- Lastly, there's variation. Massimo claims that "a cardinal tenet of the Modern Synthesis (and indeed of the original Darwinism) is that mutations — the ultimate source of novelty in evolution — are random with respect to fitness outcomes". Of course, most mutations are deleterious. However after trying for a sympathetic reading, the claim that mutations are "random" with respect to fitness is outdated neo-Darwinian dogma. Organic mutations prefer junk DNA to coding regions. They also prefer recently-mutated regions. Both patterns bias mutations in the direction of being less maladaptive than "random" mutations would be. Selection acts on mutation rates in many ways - controlling its rate on a species-by-species basis - and a tissue-by-tissue basis. SINEs and SINEs also cause mutations in ways that are strongly subject to selection. Mutation just isn't a phenomenon which is random w.r.t. fitness.
This is the section in which he cites the now classic work of people like Cavalli-Sforza, Feldman and others on gene-culture co-evolution. The thing is, if we are meant to take that (interesting, pioneering) work as a way to theorize about cultural evolution, we are at a dead end. Most of those papers are from the 1970s and ‘80s, with very little having been done since.
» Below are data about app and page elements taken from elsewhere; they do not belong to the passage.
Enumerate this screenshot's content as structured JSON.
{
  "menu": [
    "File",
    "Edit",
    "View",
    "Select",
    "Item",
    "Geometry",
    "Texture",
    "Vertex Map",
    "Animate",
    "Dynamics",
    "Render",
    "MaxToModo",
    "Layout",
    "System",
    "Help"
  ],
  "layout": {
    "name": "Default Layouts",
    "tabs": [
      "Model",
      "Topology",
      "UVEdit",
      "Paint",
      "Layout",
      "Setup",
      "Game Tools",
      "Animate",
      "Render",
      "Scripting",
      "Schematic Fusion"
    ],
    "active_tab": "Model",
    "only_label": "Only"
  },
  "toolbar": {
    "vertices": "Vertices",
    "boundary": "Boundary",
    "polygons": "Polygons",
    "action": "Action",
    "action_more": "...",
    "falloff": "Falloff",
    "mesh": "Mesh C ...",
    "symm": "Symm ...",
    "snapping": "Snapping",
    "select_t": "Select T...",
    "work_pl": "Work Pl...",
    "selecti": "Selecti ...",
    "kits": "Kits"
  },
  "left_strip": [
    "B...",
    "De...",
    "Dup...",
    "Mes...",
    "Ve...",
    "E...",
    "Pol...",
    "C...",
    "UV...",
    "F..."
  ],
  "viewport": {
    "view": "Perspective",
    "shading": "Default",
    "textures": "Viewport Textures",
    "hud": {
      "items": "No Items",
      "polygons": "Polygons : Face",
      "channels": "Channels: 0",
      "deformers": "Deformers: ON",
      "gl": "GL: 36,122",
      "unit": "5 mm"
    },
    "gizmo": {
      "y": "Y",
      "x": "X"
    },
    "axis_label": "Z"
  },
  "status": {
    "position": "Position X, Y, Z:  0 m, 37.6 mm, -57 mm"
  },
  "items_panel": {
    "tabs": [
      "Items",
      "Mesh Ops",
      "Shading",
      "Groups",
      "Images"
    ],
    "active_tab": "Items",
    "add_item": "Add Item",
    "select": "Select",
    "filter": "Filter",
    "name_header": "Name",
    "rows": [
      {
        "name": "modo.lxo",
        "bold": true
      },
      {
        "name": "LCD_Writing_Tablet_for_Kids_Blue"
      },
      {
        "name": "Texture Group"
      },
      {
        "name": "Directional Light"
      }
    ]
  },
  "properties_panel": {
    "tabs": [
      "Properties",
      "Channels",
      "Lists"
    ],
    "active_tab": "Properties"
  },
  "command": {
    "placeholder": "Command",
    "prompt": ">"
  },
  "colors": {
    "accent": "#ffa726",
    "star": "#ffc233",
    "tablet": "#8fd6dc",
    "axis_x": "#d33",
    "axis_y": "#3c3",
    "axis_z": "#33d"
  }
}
That approach looks increasingly like what philosopher of science Imre Lakatos famously called a “degenerative” research program, i.e. an approach that seemed once fruitful but that has since ceased to bear fruits.Unlike Massimo, I am familiar with much of this literature, and my testimony is that he is wrong about this. I've previously graphed papers on memetics.
I checked with Google scholar on "cultural evolution". It shows this growth:
Of course most scientific fields are growing, but the field of cultural evolution is exploding - and, yes, some of those papers are doing meme frequency analysis based on population genetics.
In the comments, Massimo repeats one of his more ridiculous objections to cultural evolution:
No, there is a huge difference: what saves the theory of natural selection from being tautological is the existence of a functional ecology of living organisms: we can predict which characteristics of an organism, given a certain environment, are more or less likely to be selected. No such thing is available for memetics. In the latter case all there is to it truly is: the fittest memes survive. Which memes survive? The fittest ones!Nobody in the field takes this kind of nonsense seriously. I previously destroyed this objection here.